MACAU — After weathering a two-year-long downturn, Macau is enjoying the good life once again.
One of the hardest hit regions when Beijing instigated its anti-corruption crackdown in 2014, scattering high-rolling gamblers and their luxury purchases with it, the city by every key metric — tourist visitation, gambling revenue, and retail sales — is on the rise.
Since barely eking out positive data in late 2016, retail sales have ramped up to double-digit, year-over-year growth this year. In the second quarter, citywide sales leapt 24 percent compared to a year ago.
It appears to be paying off handsomely for some companies. In June, DFS opened its eighth boutique in the city, the highest concentration of stores in any single city for the global retailer, which is part of LVMH Moet Hennessy Louis Vuitton.
While a roaring retail trade is nothing new to Macau, this time the uptick in spending is a bit different. In previous years, it was mostly men dropping gasp-inducing amounts on watches and other ultra-luxury items following a big win at the VIP baccarat tables. Now the city has turned toward middle-class tourists, who come to see shows, dine and take in the sights.
It’s a new face for Macau that the government has been pushing in a sustained campaign to shift the city’s appeal from heavy gambling to a lifestyle destination. With authorities limiting the number of gaming tables allowed at new casinos, the six gambling operators have been forced to quickly step up their non-gaming appeal.
The launch of Macao Fashion Week was one of those efforts. Now in its second year, the B2C event created by Sands China kicked off on Oct. 18 with an Emporio Armani show. Organized with Rainbow Group, the influential distributor that first introduced international luxury fashion to the city, the week also will highlight the work of Macanese designer Nuno Lopes.
David Sylvester, executive vice president of global retail at Sands China, which operates multiple malls, said Macau is a strong performer, and that many of the 850 brands it works with consider the city a regional leader. While its original mall in Macau was squarely aimed at the VIP segment, with each subsequent property opening Sands has diversified further into the high street and accessible. Its most recent casino resort, the Parisian, opened in late 2016, targets Millennials with more cutting-edge brands, Sylvester said, adding, “There is something for everyone at every price point.”

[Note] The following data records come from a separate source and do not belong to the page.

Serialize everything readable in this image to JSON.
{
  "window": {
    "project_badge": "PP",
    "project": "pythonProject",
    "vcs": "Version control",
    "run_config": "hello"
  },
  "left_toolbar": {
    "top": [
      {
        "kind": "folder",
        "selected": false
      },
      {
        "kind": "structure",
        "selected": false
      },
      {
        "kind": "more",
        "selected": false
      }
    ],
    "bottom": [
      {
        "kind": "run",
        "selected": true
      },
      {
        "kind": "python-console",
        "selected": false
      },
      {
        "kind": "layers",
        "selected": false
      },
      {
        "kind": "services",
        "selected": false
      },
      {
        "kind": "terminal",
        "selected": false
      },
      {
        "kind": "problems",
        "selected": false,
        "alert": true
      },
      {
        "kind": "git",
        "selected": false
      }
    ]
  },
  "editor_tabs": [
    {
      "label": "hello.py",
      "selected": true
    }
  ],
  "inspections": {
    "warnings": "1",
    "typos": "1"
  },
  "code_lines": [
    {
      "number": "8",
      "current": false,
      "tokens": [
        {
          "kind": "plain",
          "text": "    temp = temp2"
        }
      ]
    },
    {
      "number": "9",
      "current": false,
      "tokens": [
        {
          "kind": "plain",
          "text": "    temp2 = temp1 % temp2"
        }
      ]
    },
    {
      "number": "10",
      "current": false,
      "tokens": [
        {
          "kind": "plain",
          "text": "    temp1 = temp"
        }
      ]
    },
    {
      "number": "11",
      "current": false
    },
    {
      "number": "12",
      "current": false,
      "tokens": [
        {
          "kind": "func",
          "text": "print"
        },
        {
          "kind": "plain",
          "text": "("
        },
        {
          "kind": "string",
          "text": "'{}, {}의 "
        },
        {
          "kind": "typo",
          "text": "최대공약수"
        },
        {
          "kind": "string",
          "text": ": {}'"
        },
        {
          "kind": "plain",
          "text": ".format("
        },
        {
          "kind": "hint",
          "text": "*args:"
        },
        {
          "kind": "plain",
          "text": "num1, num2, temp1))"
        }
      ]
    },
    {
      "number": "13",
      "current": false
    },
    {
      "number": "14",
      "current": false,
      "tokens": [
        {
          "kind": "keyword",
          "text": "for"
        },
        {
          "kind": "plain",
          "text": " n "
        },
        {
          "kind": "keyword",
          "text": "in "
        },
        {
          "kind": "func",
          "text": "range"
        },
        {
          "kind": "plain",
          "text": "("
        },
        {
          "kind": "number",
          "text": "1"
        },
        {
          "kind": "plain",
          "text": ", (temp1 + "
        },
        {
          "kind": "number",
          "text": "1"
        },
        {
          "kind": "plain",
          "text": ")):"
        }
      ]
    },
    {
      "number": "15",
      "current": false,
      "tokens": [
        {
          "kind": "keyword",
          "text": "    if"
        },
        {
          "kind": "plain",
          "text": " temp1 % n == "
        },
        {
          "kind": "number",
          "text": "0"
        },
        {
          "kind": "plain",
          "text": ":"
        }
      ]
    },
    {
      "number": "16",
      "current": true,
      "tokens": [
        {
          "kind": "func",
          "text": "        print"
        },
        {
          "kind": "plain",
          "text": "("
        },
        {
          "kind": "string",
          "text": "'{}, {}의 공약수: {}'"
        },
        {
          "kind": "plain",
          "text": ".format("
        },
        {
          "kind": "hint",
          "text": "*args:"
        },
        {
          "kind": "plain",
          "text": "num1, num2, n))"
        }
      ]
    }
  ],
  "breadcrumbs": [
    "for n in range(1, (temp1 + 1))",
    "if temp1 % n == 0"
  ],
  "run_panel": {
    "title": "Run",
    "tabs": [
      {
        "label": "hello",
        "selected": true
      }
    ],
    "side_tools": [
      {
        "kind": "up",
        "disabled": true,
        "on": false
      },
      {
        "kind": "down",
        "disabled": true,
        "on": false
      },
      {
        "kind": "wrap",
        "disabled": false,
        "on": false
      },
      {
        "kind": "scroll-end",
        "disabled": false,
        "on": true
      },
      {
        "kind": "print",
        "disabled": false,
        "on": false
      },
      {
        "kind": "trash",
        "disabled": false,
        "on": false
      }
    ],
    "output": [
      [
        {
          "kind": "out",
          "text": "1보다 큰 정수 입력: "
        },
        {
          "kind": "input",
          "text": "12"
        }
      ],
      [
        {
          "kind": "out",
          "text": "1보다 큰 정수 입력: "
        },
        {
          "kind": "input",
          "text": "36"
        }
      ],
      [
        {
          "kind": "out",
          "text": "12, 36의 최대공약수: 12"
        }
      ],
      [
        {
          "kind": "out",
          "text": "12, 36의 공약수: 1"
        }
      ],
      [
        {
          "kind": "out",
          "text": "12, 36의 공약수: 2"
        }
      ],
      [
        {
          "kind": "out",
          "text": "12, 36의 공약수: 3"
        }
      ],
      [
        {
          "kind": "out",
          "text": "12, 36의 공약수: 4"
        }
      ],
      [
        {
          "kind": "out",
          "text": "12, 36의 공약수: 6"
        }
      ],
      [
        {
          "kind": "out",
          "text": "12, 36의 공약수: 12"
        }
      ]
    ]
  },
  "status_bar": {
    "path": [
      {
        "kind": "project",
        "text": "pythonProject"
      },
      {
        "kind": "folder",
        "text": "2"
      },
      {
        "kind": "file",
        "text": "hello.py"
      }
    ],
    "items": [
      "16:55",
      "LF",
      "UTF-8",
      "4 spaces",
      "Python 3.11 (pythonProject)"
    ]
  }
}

Melco Crown Entertainment chief marketing officer Frederic Winckler, who used to hold the same position for Louis Vuitton, said one of the problems Macau has historically seen is an inertia in its fashion offering.
“When you arrive in Macau and you look around you, one of the most amazing things is how static things can be,” he said. “People build big properties and they don’t change and this happens in a world that’s changing — not just every year, not just every month, not just every hour, but today every minute and every second.”
That’s why, when the group’s latest property — the Zaha Hadid-designed Morpheus — opened this summer, a third of its retail space was set aside for pop-ups.
“It’s about bringing a newness and freshness, getting that sense of urgency,” Winckler said. “We will have a lot of product but there will be very little depth, only a few of each. And we want to develop our name so we’re pairing artists with brands to try to get them to produce work together exclusive to us.”
Some brands are still wary of the type of shopper that Macau attracts. Dinesh Tandon, chief executive officer for greater China and Southeast Asia at Theory, which does not operate in Macau, said, “it’s a market driven through a leisure customer, and historically brands focused on accessories have tended to do well there.” Although the brand evaluated and passed on the city before, Tandon said it is something they may revisit in time.
The Hong Kong-Zhuhai-Macau bridge, which will have its official opening marked by Chinese President Xi Jinping on Tuesday, could help with that. One of China’s trophy infrastructure projects and nine years in the making, the bridge will put the three cities within an hour of each other, and integrate the two former colonies further into China proper.
The impact of the bridge is expected to be gradual as the use of it requires special vehicle permits, but the consensus is that it will boost transport links and tourism in the region. And with more visitation to Macau, the more diversified the spender base to draw from.
Oliver Tong, JLL’s head of retail for Macau, believes the city has the right mindset now for balanced growth. “Brands and retailers are taking advantage of this emphasis on family-friendly recreation to embrace lifestyle concepts. We’re seeing a lot of pop-up stores appearing in a market that previously just had high street and mall retail.”
Plus, he points to the multi-billion dollar projects still to come. Next year will bring to market the nearly $5 billion Grand Lisboa Palace, a resort in which 90 percent of the space will be devoted to non-gaming facilities. The complex, slated for a second half of 2019 opening date, will include three hotels, two of which will have fashion link-ups: Palazzo Versace and the first Karl Lagerfeld hotel. Then there’s also Galaxy Macau phases three and four, and the Londoner from Sands China to open by 2020.
“The next two years will be extremely exciting,” Tong said.